Step into post-Civil War South as you dive into the pages of A Beauty So Rare, the latest novel by author Tamera Alexander. Eleanor Braddock is a woman dedicated to serving others. Whether it be serving as a nurse during the Civil War, meeting the needs of her aging father, or feeding the poor in the Nashville community, Eleanor's inner beauty shines bright. It's her outer beauty that seems to be in question. Described as plain and not as attractive as other women in her social circle, she is often reminded that she is close to "aging out" of potential marriage opportunities. When her father's illness causes her to face new financial challenges, Eleanor is taken in by her aunt, Adelicia Acklen Cheatham of Belmont Mansion. It is there that she meets "Marcus Geoffrey", also known as Archduke Marcus Gottfried of Austria. Marcus has a passion for botany and architecture and wants to make a name for himself in both areas, on his own merit and without any influence from his royal roots. He has a lot to prove, and so does Eleanor. As they strive to do just that, their lives and hearts will collide.
When I read the prologue, I was immediately drawn in to this story as I had just finished reading a few books about the roles of women as nurses in the Civil War. Eleanor Braddock was easy to relate to as well. She wasn't portrayed as a glamorous beauty, but what I consider to be a regular girl. Although I couldn't help feeling a little sorry for her at the beginning of the novel as she was so often referred to as plain and someone men weren't really attracted to. When she first met Marcus and he was drawn to her, I couldn't help but think, "why?" But as the book went on I could see why.
Marcus was described as very handsome, so why would a plain woman like Eleanor even spark his interest? We learn that Marcus isn't just a handsome face, he has a brilliant mind for cross breeding plants and flowers and has a talent for architecture. In Austria, he was known as a bit of a playboy, with money, women, and resources at his fingertips. Coming to America was not just a way to flee a family scandal, but to also make a fresh start. When Marcus saw the way Eleanor didn't fawn over him, but treated him as a equal, it was a reality check. He also observed her inner beauty and the "plain" woman before him blossomed. Reading the interactions between the two of them over the course of the novel definitely made his attraction to her more believable.

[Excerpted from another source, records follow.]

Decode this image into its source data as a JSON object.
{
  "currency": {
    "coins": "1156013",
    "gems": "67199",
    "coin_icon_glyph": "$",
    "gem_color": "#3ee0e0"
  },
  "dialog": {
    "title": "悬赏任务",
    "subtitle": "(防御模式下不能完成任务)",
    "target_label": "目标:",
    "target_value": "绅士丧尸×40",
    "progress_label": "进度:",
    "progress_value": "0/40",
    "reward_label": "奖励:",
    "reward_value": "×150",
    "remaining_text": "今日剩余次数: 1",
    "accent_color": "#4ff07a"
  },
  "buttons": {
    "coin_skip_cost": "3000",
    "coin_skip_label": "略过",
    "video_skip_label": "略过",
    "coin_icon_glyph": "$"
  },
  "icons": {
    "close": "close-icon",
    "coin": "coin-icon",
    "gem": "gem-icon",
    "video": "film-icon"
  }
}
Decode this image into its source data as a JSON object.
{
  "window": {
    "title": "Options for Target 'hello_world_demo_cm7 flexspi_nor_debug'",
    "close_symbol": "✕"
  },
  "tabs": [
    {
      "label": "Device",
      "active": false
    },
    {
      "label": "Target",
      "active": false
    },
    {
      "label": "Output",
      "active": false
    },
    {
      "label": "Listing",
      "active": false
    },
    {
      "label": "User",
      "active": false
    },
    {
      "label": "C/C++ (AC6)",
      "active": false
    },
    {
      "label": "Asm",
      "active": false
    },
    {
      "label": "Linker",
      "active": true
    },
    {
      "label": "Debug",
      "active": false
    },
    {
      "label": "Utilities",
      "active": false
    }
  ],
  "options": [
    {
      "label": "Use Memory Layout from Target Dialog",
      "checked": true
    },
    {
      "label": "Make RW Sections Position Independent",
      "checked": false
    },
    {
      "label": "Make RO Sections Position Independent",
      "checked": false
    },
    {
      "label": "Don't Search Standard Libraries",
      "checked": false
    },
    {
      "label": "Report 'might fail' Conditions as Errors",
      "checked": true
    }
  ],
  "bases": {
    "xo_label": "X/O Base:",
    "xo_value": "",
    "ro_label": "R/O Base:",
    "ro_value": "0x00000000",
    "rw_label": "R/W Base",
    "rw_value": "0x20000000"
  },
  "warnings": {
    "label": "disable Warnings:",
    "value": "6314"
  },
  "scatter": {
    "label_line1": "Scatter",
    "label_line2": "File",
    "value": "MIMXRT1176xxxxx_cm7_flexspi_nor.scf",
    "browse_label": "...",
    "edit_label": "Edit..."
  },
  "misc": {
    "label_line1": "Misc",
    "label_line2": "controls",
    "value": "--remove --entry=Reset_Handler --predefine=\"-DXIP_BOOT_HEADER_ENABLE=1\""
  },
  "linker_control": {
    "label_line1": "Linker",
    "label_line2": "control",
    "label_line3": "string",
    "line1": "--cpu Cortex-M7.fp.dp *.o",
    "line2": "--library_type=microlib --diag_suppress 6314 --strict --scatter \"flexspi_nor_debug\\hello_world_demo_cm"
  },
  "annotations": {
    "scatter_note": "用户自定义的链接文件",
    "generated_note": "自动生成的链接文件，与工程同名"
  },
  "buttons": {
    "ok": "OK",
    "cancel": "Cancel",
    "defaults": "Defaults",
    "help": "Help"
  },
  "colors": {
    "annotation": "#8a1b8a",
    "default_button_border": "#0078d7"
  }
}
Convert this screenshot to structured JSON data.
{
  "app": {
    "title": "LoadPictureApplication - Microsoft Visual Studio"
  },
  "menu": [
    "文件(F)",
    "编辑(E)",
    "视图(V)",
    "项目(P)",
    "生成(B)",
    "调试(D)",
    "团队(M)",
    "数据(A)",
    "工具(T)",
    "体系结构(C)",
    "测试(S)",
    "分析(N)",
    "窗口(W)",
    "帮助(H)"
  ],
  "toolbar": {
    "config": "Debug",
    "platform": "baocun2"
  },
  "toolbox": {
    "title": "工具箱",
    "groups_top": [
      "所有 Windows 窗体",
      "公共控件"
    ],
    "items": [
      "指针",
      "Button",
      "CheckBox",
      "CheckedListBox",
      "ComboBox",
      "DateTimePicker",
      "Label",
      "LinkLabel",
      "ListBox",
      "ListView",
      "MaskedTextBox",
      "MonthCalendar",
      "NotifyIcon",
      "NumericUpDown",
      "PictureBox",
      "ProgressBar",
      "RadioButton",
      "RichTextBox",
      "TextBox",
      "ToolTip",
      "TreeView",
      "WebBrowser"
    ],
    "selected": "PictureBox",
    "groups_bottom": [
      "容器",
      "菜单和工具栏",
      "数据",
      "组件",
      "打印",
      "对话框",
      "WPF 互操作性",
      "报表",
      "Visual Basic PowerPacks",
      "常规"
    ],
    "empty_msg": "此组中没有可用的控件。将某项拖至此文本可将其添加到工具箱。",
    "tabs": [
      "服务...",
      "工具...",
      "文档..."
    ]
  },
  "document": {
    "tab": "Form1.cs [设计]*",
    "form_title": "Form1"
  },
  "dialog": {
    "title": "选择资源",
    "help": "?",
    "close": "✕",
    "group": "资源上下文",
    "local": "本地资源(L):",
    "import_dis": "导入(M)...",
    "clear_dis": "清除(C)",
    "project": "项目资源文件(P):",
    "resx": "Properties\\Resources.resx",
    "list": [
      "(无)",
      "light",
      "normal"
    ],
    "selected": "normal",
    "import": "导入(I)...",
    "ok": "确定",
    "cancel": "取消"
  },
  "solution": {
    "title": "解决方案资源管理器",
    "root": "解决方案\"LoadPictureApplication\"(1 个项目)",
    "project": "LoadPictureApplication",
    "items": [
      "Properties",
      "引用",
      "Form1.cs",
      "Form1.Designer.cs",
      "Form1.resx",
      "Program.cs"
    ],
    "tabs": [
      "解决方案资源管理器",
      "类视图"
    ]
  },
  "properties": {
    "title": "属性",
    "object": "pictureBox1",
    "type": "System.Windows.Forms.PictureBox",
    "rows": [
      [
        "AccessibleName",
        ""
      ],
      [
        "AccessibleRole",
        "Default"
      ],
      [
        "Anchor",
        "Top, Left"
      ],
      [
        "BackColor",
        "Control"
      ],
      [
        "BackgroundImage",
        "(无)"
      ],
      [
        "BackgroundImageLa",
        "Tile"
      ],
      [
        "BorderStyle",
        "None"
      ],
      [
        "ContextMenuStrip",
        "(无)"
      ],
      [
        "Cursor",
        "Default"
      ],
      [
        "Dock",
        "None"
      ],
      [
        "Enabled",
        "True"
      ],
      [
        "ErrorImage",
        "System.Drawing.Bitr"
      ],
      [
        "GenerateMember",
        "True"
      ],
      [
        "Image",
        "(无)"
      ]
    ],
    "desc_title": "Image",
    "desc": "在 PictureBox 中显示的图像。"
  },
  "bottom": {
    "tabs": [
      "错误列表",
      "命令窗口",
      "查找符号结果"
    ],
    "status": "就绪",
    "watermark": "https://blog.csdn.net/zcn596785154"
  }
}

For me, the first part of this novel was a lot about setting the scene, getting to know the characters, and understanding them. The next part is what really drew me in. It's when the different characters began interacting more, developed relationships and feelings among each another--I began to feel like I was part of their world. I was imagining the beautiful flowers in the conservatory at Belmont, I pictured Eleanor helping the abandoned widows and young children in the poor areas of Nashville, and my heart skipped a beat as Marcus and Eleanor shared a special moment. Let's just say that when I finished the novel I was feeling a little withdrawal. : )
A Beauty So Rare was a delightful trip into history, filled with real-life places and people. But it also helped me to remember the inner beauty that is created when Christ shines through us. In a world that focuses so much on outward appearance, it was refreshing to see a heroine who was beautiful from the inside out.
Some of my favorite lines: "The good-byes here are only temporary. Someday there will be only together forevers." What a beautiful reminder!
**I received this book for free from Bethany House publishers to give an unbiased review**